Article 14 [Black PR: Infringee and Infringer's Paid Agreement Is Invalid]
People’s Courts shall find invalid agreements between persons suffering infringement and network users or network service providers who committed infringement, in which one sides pays remuneration, and the other side provides deletion, blocking, severance of links and other such services.
Where specific online information is distorted, deleted or blocked without authorization, or other persons are prevented from obtaining online information through the method of severing links, and the network user or network service provider publishing the information concerned request that the infringer bears tort liability, the People’s Courts shall support this. Where entrustment by others is accepted to carry out the acts concerned, the entrusting person and the entrusted person bear joint liability.
Article 15 [Black PR: Participating Parties' Joint Liability]

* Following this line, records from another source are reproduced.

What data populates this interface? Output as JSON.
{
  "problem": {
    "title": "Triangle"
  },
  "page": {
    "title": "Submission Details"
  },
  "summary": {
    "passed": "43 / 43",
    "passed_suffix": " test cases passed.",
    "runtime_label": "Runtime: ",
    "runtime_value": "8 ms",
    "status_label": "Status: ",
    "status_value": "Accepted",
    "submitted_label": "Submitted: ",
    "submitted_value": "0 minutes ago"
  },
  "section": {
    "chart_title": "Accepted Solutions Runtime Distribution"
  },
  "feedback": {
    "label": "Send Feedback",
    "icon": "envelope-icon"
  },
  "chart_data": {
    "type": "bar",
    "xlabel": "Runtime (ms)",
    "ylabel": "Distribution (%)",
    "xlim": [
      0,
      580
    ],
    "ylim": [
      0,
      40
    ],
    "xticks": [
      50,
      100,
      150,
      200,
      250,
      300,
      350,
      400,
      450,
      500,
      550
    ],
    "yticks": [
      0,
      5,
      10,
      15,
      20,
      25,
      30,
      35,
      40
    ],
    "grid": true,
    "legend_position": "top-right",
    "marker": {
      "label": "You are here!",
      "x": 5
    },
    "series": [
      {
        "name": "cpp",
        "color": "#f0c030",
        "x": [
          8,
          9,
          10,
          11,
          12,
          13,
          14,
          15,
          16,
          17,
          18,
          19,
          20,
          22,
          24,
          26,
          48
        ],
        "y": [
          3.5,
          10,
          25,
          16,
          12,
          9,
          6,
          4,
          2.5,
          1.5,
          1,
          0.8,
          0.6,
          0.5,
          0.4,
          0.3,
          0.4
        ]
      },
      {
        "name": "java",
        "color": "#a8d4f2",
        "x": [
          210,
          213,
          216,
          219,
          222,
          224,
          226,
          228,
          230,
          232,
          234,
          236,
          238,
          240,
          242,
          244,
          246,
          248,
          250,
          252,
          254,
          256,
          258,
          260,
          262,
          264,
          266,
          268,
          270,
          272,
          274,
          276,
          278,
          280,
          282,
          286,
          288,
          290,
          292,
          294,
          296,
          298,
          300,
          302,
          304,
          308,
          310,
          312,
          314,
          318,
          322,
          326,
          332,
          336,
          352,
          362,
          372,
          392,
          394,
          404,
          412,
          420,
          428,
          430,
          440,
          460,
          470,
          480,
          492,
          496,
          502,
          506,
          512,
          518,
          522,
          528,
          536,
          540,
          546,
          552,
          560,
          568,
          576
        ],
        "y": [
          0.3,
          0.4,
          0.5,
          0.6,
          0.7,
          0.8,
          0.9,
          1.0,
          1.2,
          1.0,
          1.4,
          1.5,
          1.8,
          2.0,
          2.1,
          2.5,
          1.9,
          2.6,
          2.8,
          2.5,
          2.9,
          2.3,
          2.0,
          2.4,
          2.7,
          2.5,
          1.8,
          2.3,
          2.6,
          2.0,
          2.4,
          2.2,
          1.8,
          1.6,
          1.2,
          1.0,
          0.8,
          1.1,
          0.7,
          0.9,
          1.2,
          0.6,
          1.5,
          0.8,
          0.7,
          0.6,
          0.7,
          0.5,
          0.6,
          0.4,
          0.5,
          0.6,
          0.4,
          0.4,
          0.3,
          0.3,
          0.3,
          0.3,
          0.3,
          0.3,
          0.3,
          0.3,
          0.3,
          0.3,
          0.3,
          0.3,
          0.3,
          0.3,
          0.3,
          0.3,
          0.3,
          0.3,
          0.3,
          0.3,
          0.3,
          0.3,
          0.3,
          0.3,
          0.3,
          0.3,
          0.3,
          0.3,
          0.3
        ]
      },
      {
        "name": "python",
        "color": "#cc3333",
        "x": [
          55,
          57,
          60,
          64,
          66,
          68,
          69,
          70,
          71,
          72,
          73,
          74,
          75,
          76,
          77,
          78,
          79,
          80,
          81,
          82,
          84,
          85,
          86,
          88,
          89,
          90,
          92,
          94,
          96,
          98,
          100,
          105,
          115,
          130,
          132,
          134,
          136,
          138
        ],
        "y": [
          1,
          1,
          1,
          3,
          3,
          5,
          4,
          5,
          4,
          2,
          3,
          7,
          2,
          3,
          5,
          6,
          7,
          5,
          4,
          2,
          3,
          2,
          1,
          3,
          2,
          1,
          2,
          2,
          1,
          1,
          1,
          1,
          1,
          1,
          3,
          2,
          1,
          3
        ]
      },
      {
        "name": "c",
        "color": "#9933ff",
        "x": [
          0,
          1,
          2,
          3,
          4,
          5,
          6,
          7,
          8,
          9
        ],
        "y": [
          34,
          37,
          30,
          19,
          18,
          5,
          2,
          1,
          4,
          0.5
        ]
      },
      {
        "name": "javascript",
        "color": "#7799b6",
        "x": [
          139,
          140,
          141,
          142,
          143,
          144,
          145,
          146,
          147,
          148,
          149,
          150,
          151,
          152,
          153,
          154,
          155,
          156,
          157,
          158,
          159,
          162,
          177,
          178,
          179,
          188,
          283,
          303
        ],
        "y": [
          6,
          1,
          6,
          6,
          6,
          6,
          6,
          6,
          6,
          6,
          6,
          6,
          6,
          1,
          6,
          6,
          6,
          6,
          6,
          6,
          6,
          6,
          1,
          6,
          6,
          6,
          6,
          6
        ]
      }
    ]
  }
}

Where another person is employed, organized, instigated to or assisted with the publication or reprinting of online information that infringes another person’s personal rights and interests, and the person suffering infringement requests that the actors bear joint liability, the People’s Courts shall support this.
Article 16 [Remedy in the Form of Public Apology]
Where People’s Courts find that the infringer bears a duty to make a formal apology, remove the influence, restore the reputation or other forms of responsibility, this shall correspond to the concrete method and the scope of the resulting influence of the infringement. Where the infringer refuses to carry this out, the People’s Courts may adopt reasonable methods including publishing an online declaration or publishing the judgement documents to enforce the matter, the expenses resulting therefrom are borne by the infringer.
Article 17 [Remedies: Invoking Chinese Tort Liability Law]
Where network users or network service providers infringe another person’s personal rights and interests, resulting in asset losses or grave spiritual harm, and the person suffering infringement requests that they bear liability for compensation on the basis of Articles 20 and 22 of the Tort Liability Law, the People’s Courts shall support this.
Article 18 [Damages Calculation; Statutory Damages Below 500,000 RMB]
Reasonable expenses incurred by the person suffering infringement to terminate the act of infringement may be considered as asset losses as provided in Article 20 of the Tort Liability Law. Reasonable expenses include reasonable expenses that the person suffering the infringement, or an entrusted agent incurs in investigating the infringing act and gathering evidence. The People’s Courts may, on the basis of the requests of the parties concerned and the concrete circumstances of the case, include lawyer’s fees that conform to provisions of relevant State departments in their scope of calculating compensation.
Where it is not possible to determine the asset loss the person suffering infringement suffered because of harm to personal rights, or the profit the infringer obtained from this, People’s Courts may determine the amount of compensation, on the basis of the concrete circumstances of the case, to the extent of 500.000 Yuan or less.
Compensatory amounts for spiritual harm are to be determined according to the provision of Article 10 of the “Supreme People’s Courts Interpretation concerning Some Questions on Determining Liability for Compensating Spiritual Harm in Civil Infringements”.
Article 19 [Application Scope and Effective Date]
After these Regulations take effect, these Regulations will apply in first and second instance cases that are currently being adjudicated in People’s Courts.
These Regulations do not apply to cases that have been terminated before these Regulations took effect, where a concerned party requests a re-trial or a re-trial is decided through the judicial monitoring procedure after these Regulations take effect.
Recommended further reading:
- Parsing the New Internet Rules of China’s Supreme Court